WORK INSTRUCTIONS: Whenever a line in the data below includes the string "وضعیت", copy it out.

════

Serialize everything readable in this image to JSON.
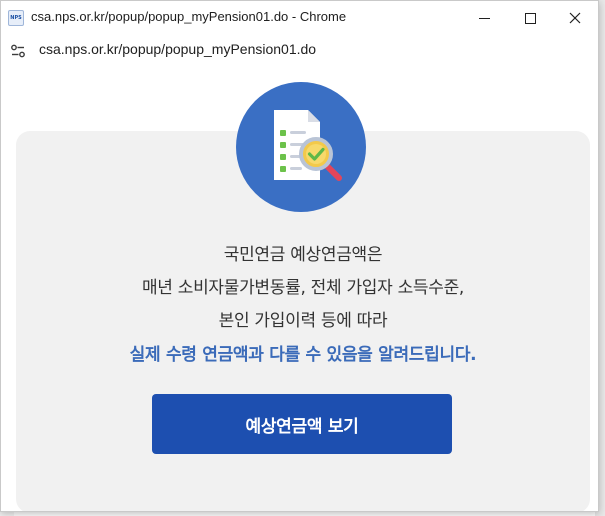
{
  "window": {
    "title": "csa.nps.or.kr/popup/popup_myPension01.do - Chrome",
    "favicon_text": "NPS",
    "buttons": {
      "minimize_icon": "minimize-icon",
      "maximize_icon": "maximize-icon",
      "close_icon": "close-icon"
    }
  },
  "addressbar": {
    "url": "csa.nps.or.kr/popup/popup_myPension01.do",
    "site_info_icon": "site-info-icon"
  },
  "popup": {
    "illustration_icon": "document-search-check-icon",
    "colors": {
      "badge": "#3a6fc4",
      "highlight": "#3b6bb9",
      "button": "#1d4fb0",
      "panel": "#f1f1f1"
    },
    "line1": "국민연금 예상연금액은",
    "line2": "매년 소비자물가변동률, 전체 가입자 소득수준,",
    "line3": "본인 가입이력 등에 따라",
    "highlight": "실제 수령 연금액과 다를 수 있음을 알려드립니다.",
    "button_label": "예상연금액 보기"
  }
}
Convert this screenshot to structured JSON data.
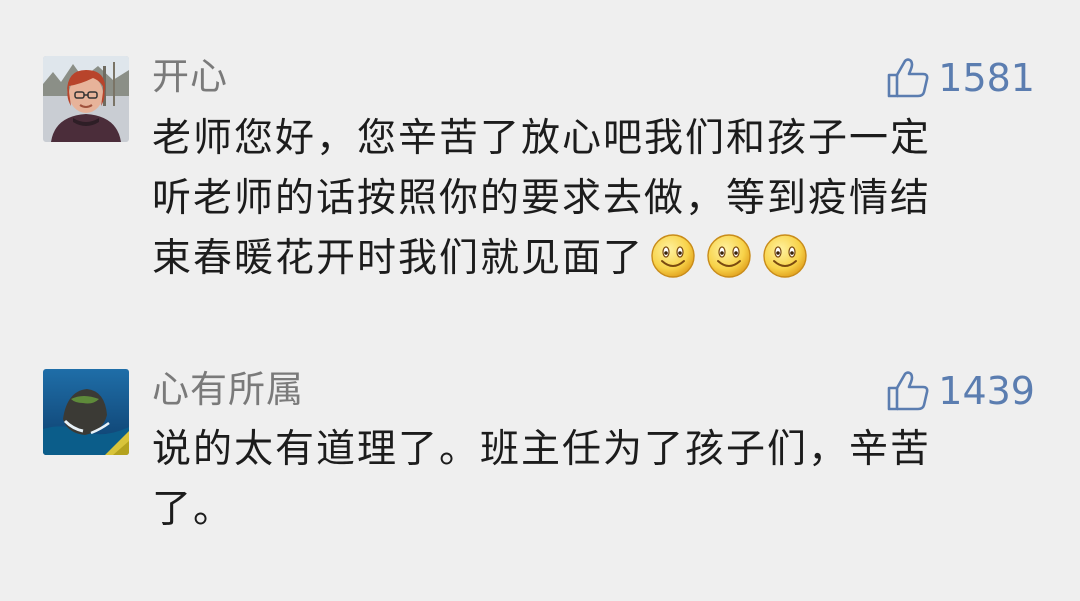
{
  "comments": [
    {
      "username": "开心",
      "likes": "1581",
      "text_lines": [
        "老师您好，您辛苦了放心吧我们和孩子一定",
        "听老师的话按照你的要求去做，等到疫情结",
        "束春暖花开时我们就见面了"
      ],
      "emoji": [
        "smile-emoji",
        "smile-emoji",
        "smile-emoji"
      ]
    },
    {
      "username": "心有所属",
      "likes": "1439",
      "text_lines": [
        "说的太有道理了。班主任为了孩子们，辛苦",
        "了。"
      ]
    }
  ],
  "icons": {
    "like": "thumbs-up-icon",
    "emoji": "smile-emoji"
  },
  "colors": {
    "background": "#efefef",
    "username": "#7a7a7a",
    "like": "#5b7db0",
    "text": "#1c1c1c"
  }
}
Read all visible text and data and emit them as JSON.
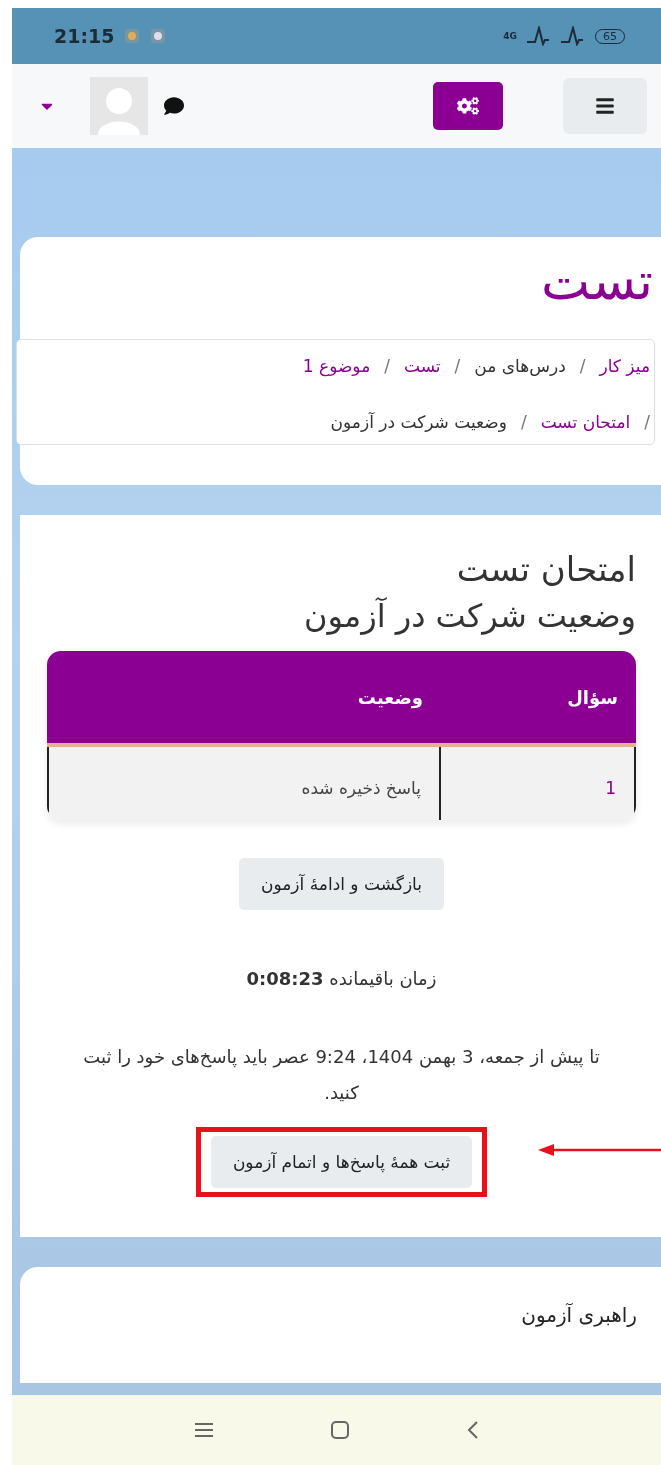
{
  "status_bar": {
    "time": "21:15",
    "network": "4G",
    "battery": "65"
  },
  "navbar": {
    "settings_button": {
      "selected": true
    }
  },
  "page_header": {
    "title": "تست",
    "breadcrumb": [
      {
        "kind": "link",
        "text": "میز کار"
      },
      {
        "kind": "separator",
        "text": "/"
      },
      {
        "kind": "plain",
        "text": "درس‌های من"
      },
      {
        "kind": "separator",
        "text": "/"
      },
      {
        "kind": "link",
        "text": "تست"
      },
      {
        "kind": "separator",
        "text": "/"
      },
      {
        "kind": "link",
        "text": "موضوع 1"
      },
      {
        "kind": "break"
      },
      {
        "kind": "separator",
        "text": "/"
      },
      {
        "kind": "link",
        "text": "امتحان تست"
      },
      {
        "kind": "separator",
        "text": "/"
      },
      {
        "kind": "plain",
        "text": "وضعیت شرکت در آزمون"
      }
    ]
  },
  "main": {
    "title": "امتحان تست",
    "subtitle": "وضعیت شرکت در آزمون",
    "table": {
      "columns": [
        "سؤال",
        "وضعیت"
      ],
      "rows": [
        {
          "question": "1",
          "status": "پاسخ ذخیره شده"
        }
      ]
    },
    "return_button": {
      "label": "بازگشت و ادامهٔ آزمون"
    },
    "time_left": "زمان باقیمانده **0:08:23**",
    "deadline": "تا پیش از جمعه، 3 بهمن 1404، 9:24 عصر باید پاسخ‌های خود را ثبت کنید.",
    "finish_button": {
      "label": "ثبت همهٔ پاسخ‌ها و اتمام آزمون",
      "highlighted": true
    }
  },
  "next_block": {
    "title": "راهبری آزمون"
  }
}
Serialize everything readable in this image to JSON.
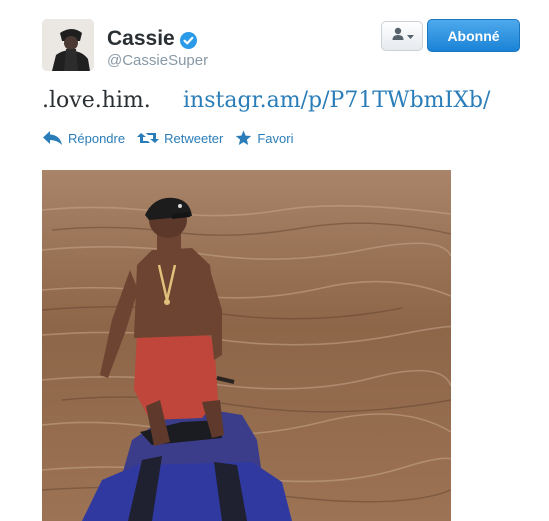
{
  "user": {
    "name": "Cassie",
    "handle": "@CassieSuper",
    "verified": true
  },
  "buttons": {
    "follow_label": "Abonné"
  },
  "tweet": {
    "text": ".love.him.",
    "link_text": "instagr.am/p/P71TWbmIXb/"
  },
  "actions": [
    {
      "label": "Répondre",
      "icon": "reply-icon"
    },
    {
      "label": "Retweeter",
      "icon": "retweet-icon"
    },
    {
      "label": "Favori",
      "icon": "star-icon"
    }
  ],
  "colors": {
    "link": "#2a7db8",
    "follow_button": "#2b8fe0",
    "verified_badge": "#2b9ae8"
  }
}
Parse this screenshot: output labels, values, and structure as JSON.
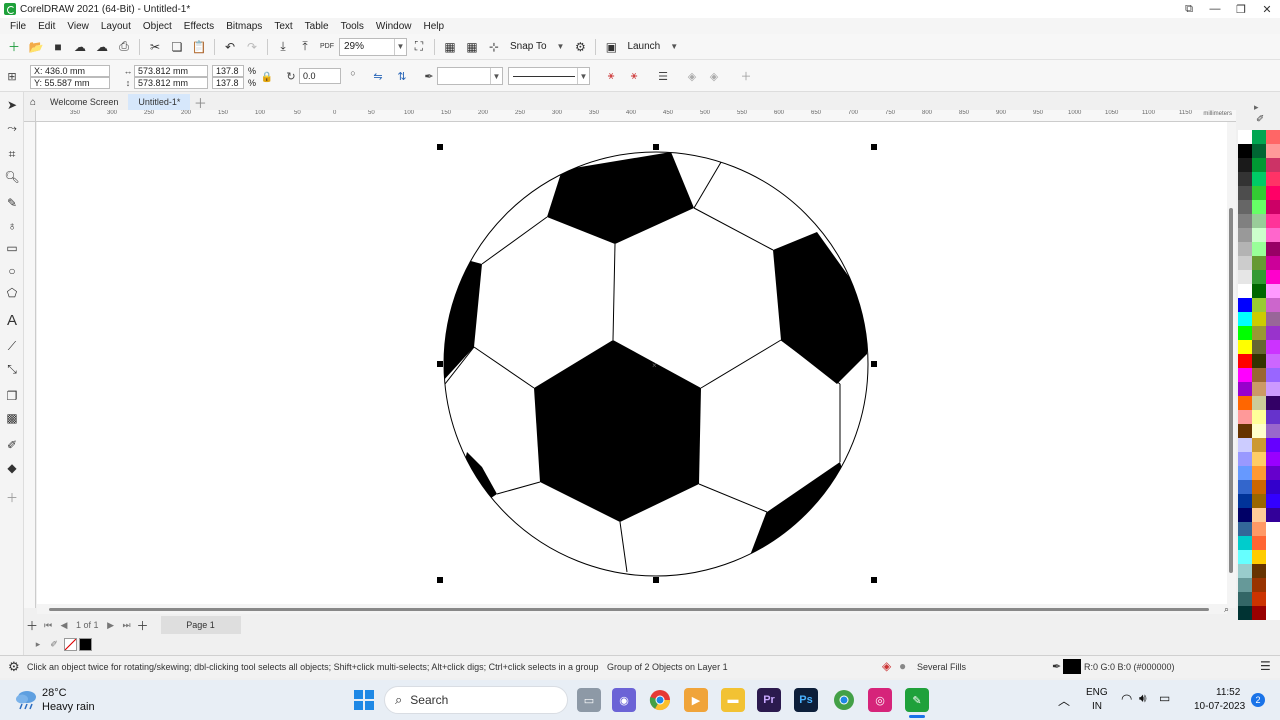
{
  "window": {
    "title": "CorelDRAW 2021 (64-Bit) - Untitled-1*"
  },
  "menu": [
    "File",
    "Edit",
    "View",
    "Layout",
    "Object",
    "Effects",
    "Bitmaps",
    "Text",
    "Table",
    "Tools",
    "Window",
    "Help"
  ],
  "toolbar": {
    "zoom": "29%",
    "snap_to": "Snap To",
    "launch": "Launch",
    "pdf": "PDF"
  },
  "properties": {
    "x": "X: 436.0 mm",
    "y": "Y: 55.587 mm",
    "width": "573.812 mm",
    "height": "573.812 mm",
    "scale_w": "137.8",
    "scale_h": "137.8",
    "pct": "%",
    "angle": "0.0"
  },
  "tabs": {
    "welcome": "Welcome Screen",
    "document": "Untitled-1*"
  },
  "ruler": {
    "labels": [
      "350",
      "300",
      "250",
      "200",
      "150",
      "100",
      "50",
      "0",
      "50",
      "100",
      "150",
      "200",
      "250",
      "300",
      "350",
      "400",
      "450",
      "500",
      "550",
      "600",
      "650",
      "700",
      "750",
      "800",
      "850",
      "900",
      "950",
      "1000",
      "1050",
      "1100",
      "1150"
    ],
    "unit": "millimeters"
  },
  "page_nav": {
    "count": "1 of 1",
    "page": "Page 1"
  },
  "status": {
    "hint": "Click an object twice for rotating/skewing; dbl-clicking tool selects all objects; Shift+click multi-selects; Alt+click digs; Ctrl+click selects in a group",
    "selection": "Group of 2 Objects on Layer 1",
    "fill": "Several Fills",
    "outline": "R:0 G:0 B:0 (#000000)"
  },
  "taskbar": {
    "temp": "28°C",
    "weather": "Heavy rain",
    "search": "Search",
    "lang1": "ENG",
    "lang2": "IN",
    "time": "11:52",
    "date": "10-07-2023",
    "notifications": "2"
  },
  "palette_colors": {
    "col1": [
      "#ffffff",
      "#000000",
      "#1a1a1a",
      "#333333",
      "#4d4d4d",
      "#666666",
      "#808080",
      "#999999",
      "#b3b3b3",
      "#cccccc",
      "#e6e6e6",
      "#ffffff",
      "#0000ff",
      "#00ffff",
      "#00ff00",
      "#ffff00",
      "#ff0000",
      "#ff00ff",
      "#9900cc",
      "#ff6600",
      "#ff9999",
      "#663300",
      "#ccccff",
      "#9999ff",
      "#6699ff",
      "#3366cc",
      "#003399",
      "#000066",
      "#336699",
      "#00cccc",
      "#66ffff",
      "#99cccc",
      "#669999",
      "#336666",
      "#003333"
    ],
    "col2": [
      "#00a651",
      "#006633",
      "#009933",
      "#00cc66",
      "#33cc33",
      "#66ff66",
      "#99cc99",
      "#ccffcc",
      "#99ff99",
      "#669933",
      "#339933",
      "#006600",
      "#99cc33",
      "#cccc00",
      "#999933",
      "#666633",
      "#333300",
      "#996633",
      "#cc9966",
      "#cccc99",
      "#ffff99",
      "#ffffcc",
      "#cc9933",
      "#ffcc66",
      "#ff9933",
      "#cc6600",
      "#996600",
      "#ffcc99",
      "#ff9966",
      "#ff6633",
      "#ffcc00",
      "#663300",
      "#993300",
      "#cc3300",
      "#990000"
    ],
    "col3": [
      "#ff6666",
      "#ff9999",
      "#cc3366",
      "#ff3366",
      "#ff0066",
      "#cc0066",
      "#ff3399",
      "#ff66cc",
      "#990066",
      "#cc0099",
      "#ff00cc",
      "#ff99ff",
      "#cc66cc",
      "#996699",
      "#9933cc",
      "#cc33ff",
      "#cc66ff",
      "#9966ff",
      "#cc99ff",
      "#330066",
      "#6633cc",
      "#9966cc",
      "#6600ff",
      "#9900ff",
      "#6600cc",
      "#3300cc",
      "#3300ff",
      "#330099",
      "#ffffff",
      "#ffffff",
      "#ffffff",
      "#ffffff",
      "#ffffff",
      "#ffffff",
      "#ffffff"
    ]
  }
}
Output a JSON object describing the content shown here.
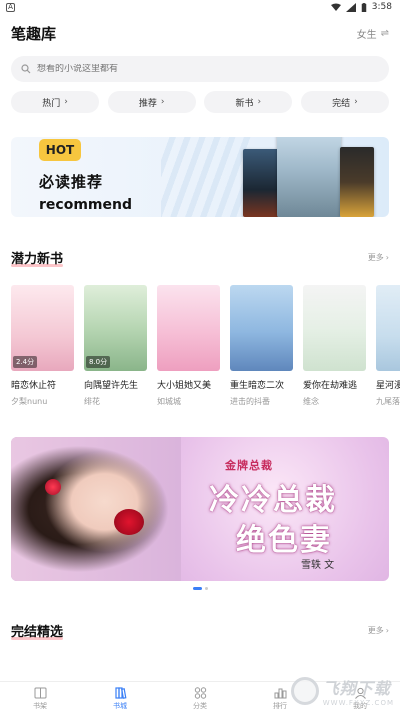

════

RESPONSE TO THE EXERCISE:
        "text": "وضعیت شرکت در آزمون"
    "subtitle": "وضعیت شرکت در آزمون",
        "وضعیت"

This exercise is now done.